Click to expand

And, of course, Mike still sucks big titties.

That’s your Bay Bridge update for 2011.

The Good and the Bad of 60 Minutes’ Big Story About the San Francisco Oakland Bay Bridge

Monday, April 26th, 2010

60 Minutes just aired its big been-two-decades-after-Loma-Prieta-so-why-isn’t-the-Bay-Bridge-fixed-yet bit. It was mostly good, but let’s start with the bad:

“But they may not know their most important lifeline to the outside world is also one the weakest: the Bay Bridge connecting San Francisco to Oakland.”

The Bay Bridge isn’t a “lifeline to the outside world,” of course.

Then there’s this:

 ”In 2004, Caltrans finished replacing half a million rivets with bolts and added 17 million tons of extra steel.”

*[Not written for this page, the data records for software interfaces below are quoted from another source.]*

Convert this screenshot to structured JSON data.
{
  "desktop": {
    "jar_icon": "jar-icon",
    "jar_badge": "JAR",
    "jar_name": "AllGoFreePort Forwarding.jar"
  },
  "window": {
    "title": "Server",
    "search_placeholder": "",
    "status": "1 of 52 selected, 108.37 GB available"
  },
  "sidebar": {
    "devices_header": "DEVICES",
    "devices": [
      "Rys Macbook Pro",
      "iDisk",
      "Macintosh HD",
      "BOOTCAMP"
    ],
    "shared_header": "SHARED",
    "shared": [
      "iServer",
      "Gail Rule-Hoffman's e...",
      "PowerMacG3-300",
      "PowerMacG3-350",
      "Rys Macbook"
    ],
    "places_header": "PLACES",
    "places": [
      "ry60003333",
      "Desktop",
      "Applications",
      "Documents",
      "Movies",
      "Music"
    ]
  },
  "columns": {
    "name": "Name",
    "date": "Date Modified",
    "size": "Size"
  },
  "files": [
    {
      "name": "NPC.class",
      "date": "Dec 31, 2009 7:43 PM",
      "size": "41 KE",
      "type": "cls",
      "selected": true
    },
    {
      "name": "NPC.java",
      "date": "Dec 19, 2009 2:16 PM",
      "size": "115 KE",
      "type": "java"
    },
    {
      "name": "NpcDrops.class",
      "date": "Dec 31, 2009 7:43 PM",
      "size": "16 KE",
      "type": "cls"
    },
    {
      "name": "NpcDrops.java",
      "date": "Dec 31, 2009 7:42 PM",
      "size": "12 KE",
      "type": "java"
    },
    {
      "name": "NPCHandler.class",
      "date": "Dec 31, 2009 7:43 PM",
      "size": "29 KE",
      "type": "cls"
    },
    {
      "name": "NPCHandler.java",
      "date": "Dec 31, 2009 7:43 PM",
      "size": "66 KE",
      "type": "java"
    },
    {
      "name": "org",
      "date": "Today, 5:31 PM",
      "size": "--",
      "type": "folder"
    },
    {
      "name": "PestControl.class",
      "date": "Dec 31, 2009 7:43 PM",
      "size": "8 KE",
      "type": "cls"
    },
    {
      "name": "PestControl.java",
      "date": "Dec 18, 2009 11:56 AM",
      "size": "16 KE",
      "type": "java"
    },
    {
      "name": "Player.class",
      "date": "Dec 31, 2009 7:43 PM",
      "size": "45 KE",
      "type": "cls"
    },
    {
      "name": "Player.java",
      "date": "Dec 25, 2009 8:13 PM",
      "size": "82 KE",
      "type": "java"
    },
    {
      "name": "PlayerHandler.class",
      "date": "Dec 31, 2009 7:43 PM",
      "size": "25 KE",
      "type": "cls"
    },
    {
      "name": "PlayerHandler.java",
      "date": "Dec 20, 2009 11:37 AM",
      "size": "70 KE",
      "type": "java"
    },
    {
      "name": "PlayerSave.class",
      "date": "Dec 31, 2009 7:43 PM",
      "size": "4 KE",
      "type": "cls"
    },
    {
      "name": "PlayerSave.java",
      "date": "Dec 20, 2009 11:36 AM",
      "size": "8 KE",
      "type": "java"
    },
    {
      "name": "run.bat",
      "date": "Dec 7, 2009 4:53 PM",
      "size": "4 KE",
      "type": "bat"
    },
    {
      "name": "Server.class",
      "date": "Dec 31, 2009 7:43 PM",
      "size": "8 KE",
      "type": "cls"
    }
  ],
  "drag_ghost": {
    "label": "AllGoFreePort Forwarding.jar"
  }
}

Really, 34 billion pounds of steel? Isn’t that a lot? Wouldn’t that weigh more than every person in the western U.S.? Yes. How about 17 million pounds instead? (That’s a screaming error of more than three orders of magnitude. Journalists, when throwing about large numbers, try not to exceed three orders of magnitude. Of course, you should feel free to continue substituting million for billion and vice versa, I mean, they’re both big – they’re practically the same thing, right? Moving on…)

Now, speaking of bad, what about the workers who seem to have all the time in the world to spend tagging our cracked bridge instead of finding more cracks?

via CalTrans, actually

But hey, what about the good?

Well, there’s this:

“But the decision to build an architectural icon didn’t end problems – it started new ones. The most bizarre was with the U.S. Navy. In 1998, it refused to let Caltrans onto Yerba Buena Island to finish its engineering work. The Navy’s issue was whether the Bridge would overshadow the one-time home of Admiral Chester Nimitz, a hero of World War II.”

Did not know that. I knew there were some kinds of probs but I didn’t know that this was one of them. Bad form, U.S. Navy. Do you think old Ches cares about building shadows? I don’t. 

And then there’s this:

“But for those who would say, ‘How dare you take that risk with the lives of people who live in this community,’ you say what?” Pitts asked.

Of course the interviewer didn’t get an answer, but thanks for asking.

Our tough old Bay Bridge has handled stuff like container ship and military jet crashes over the years. Let’s hope it can survive state, federal, and local government mismanagement for just a little longer.

Hold on, Bay Bridge. Hold on.